“The Kimberley definitely has some significant pockets of development potential and we are aware of several cases where the productivity of pastoral land has been amplified many times over, for example through development for wet season cropping,” HTW said.
“Farming on pastoral land is taking place under the laws governing diversification (see permits under the Land Administration Act 1997 WA). We sight large areas cropped for sorghum at Gogo and Beefwood Park stations in the Fitzroy Crossing District,” it’s September report said.
Gogo has also recently signed a Memorandum of Understanding with the Gooniyandi Aboriginal Corporation (GAC) to investigate possible agricultural developments on the pastoral lease, as well as the real opportunity to discuss land tenure reform.
“This is potentially a game-changer for the region, however the emphasis in the Gogo example needs to be on the apparent good work done between the pastoralists of Gogo and the GAC, with the aim of mutual benefit over the long-term,” HTW said.
“There is the potential for more examples of land tenure reform, particularly relating to Native Title issues, if similar successful, win-win negotiations can be achieved with large areas of country required for the Ord River Irrigation Area expansion (WA and NT side of the border).
Meanwhile, back over in the Territory, enquiry remains strong for a broadening range of cattle stations. While medium to large-scale runs (say 15,000 head and up) located anywhere north of Tennant Creek seemed to have been the main items on the wanted-list for a while, now land agents representing the southern half of the Territory are reporting increasing enquiry from a mix of interstate and foreign potential buyers.
Apparently the good rains earlier this year which transformed large areas of the region into valuable grass for agistment cattle (mainly from Queensland) did the job in highlighting once again the time tested benefits of the natural centralian rangelends.

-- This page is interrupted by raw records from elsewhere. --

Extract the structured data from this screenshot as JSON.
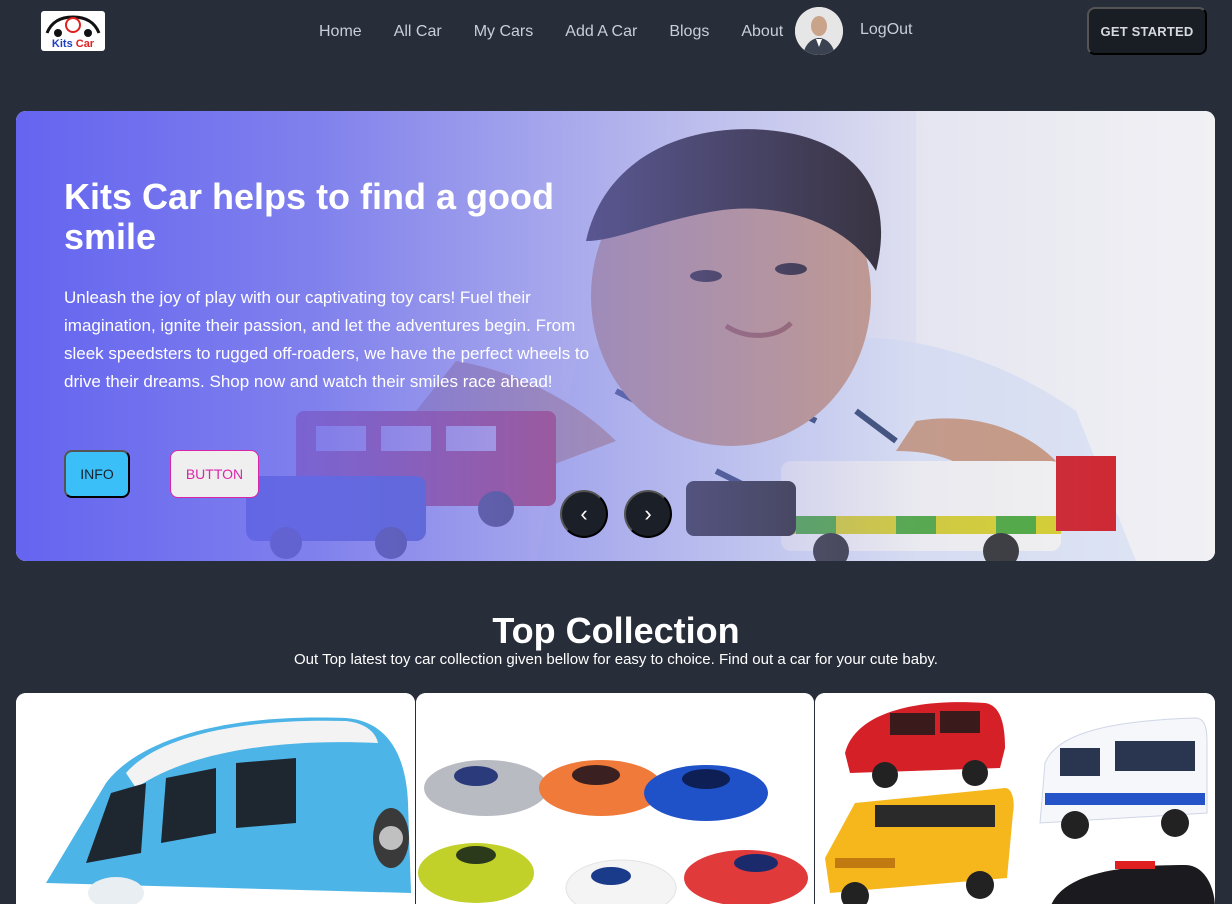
{
  "brand": {
    "logo_word1": "Kits",
    "logo_word2": "Car"
  },
  "nav": {
    "links": [
      "Home",
      "All Car",
      "My Cars",
      "Add A Car",
      "Blogs",
      "About"
    ],
    "logout": "LogOut",
    "cta": "GET STARTED"
  },
  "hero": {
    "title": "Kits Car helps to find a good smile",
    "description": "Unleash the joy of play with our captivating toy cars! Fuel their imagination, ignite their passion, and let the adventures begin. From sleek speedsters to rugged off-roaders, we have the perfect wheels to drive their dreams. Shop now and watch their smiles race ahead!",
    "info_button": "INFO",
    "secondary_button": "BUTTON",
    "prev_arrow": "‹",
    "next_arrow": "›"
  },
  "collection": {
    "title": "Top Collection",
    "subtitle": "Out Top latest toy car collection given bellow for easy to choice. Find out a car for your cute baby."
  },
  "colors": {
    "background": "#272d39",
    "hero_gradient": "#6060f0",
    "info_button": "#3abff8",
    "outline_button": "#d926a9"
  }
}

Despite the inevitability of major droughts, if managed sustainably, this region’s pastoral lands are some of the most cost-effective and profitable (dollar per kilogram of beef produced) in the north of the continent.
“Subsequently, we are aware of another two stations in advanced stages of negotiations that will follow on from the sales this year of Aileron, Mount Ebenezer and Derwent/Glen Helen,” HTW said.

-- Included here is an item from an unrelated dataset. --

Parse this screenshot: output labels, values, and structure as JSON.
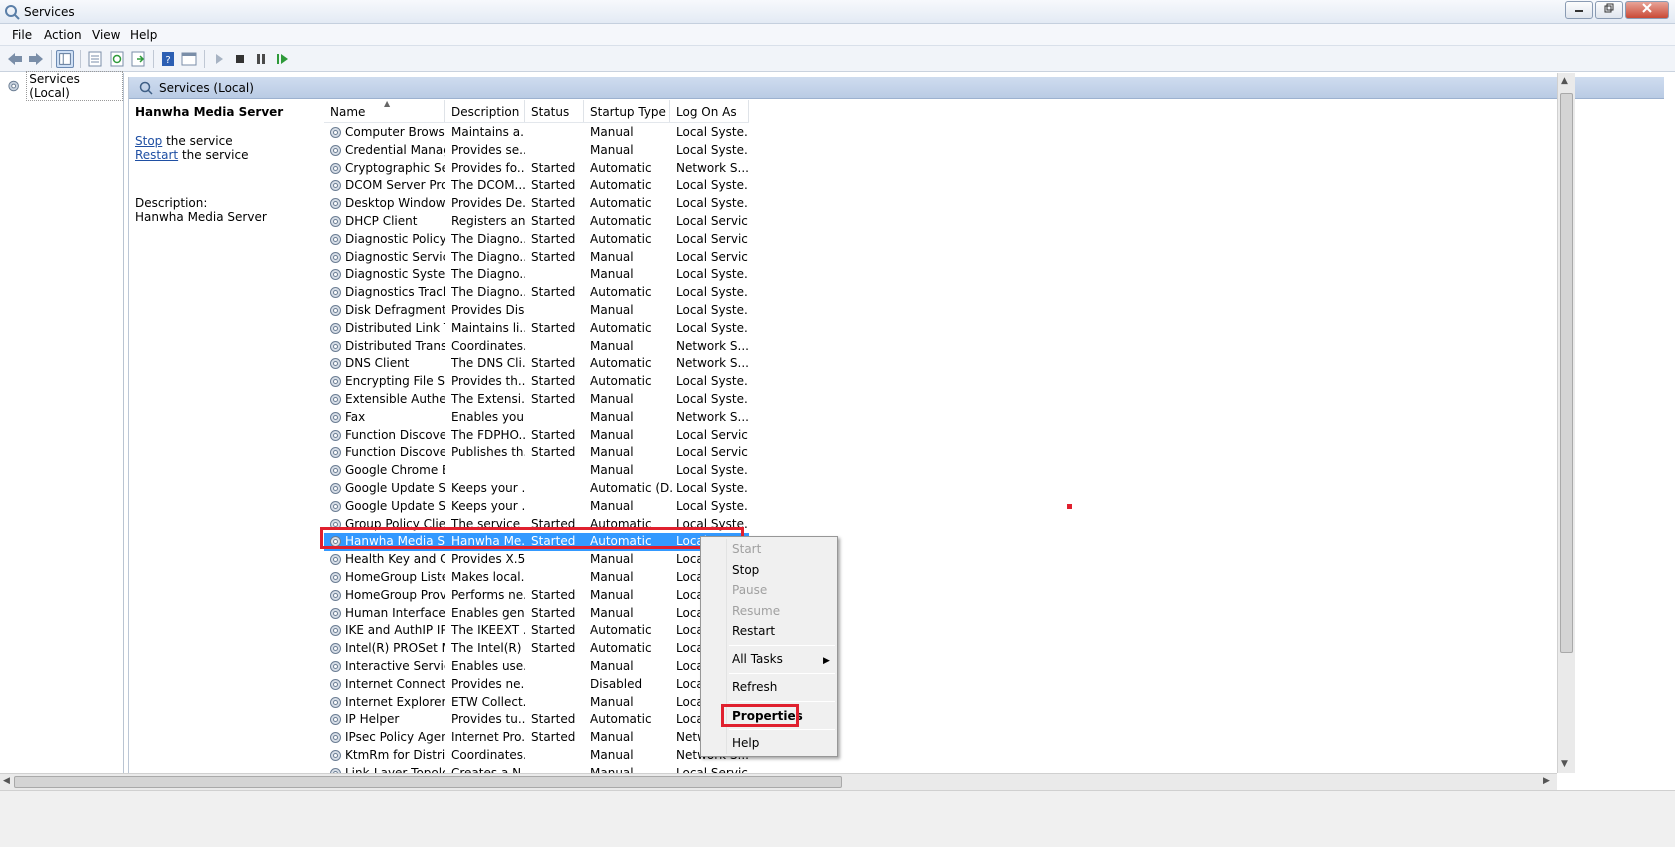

South West WA
Confidence continues to increase in Western Australia as rain events and strong commodity prices have strengthened future prospects.
This confidence has now been converted into dollars, with private investment in the northern pastoral regions reaching unprecedented levels with Australian billionaires purchasing stations in the Kimberley and Gascoyne pastoral regions.
This recent investment which is reported to be over $60 million in total is significant in that it indicates a high level of confidence in the future of Australian agriculture and that now is a good time to invest.
It is heartening to see this confidence reinvigorating the industry and this year is likely to see a significant increase in sales activity. It is however likely that purchasers will link land values with production as more emphasis is placed on productive capacity of properties.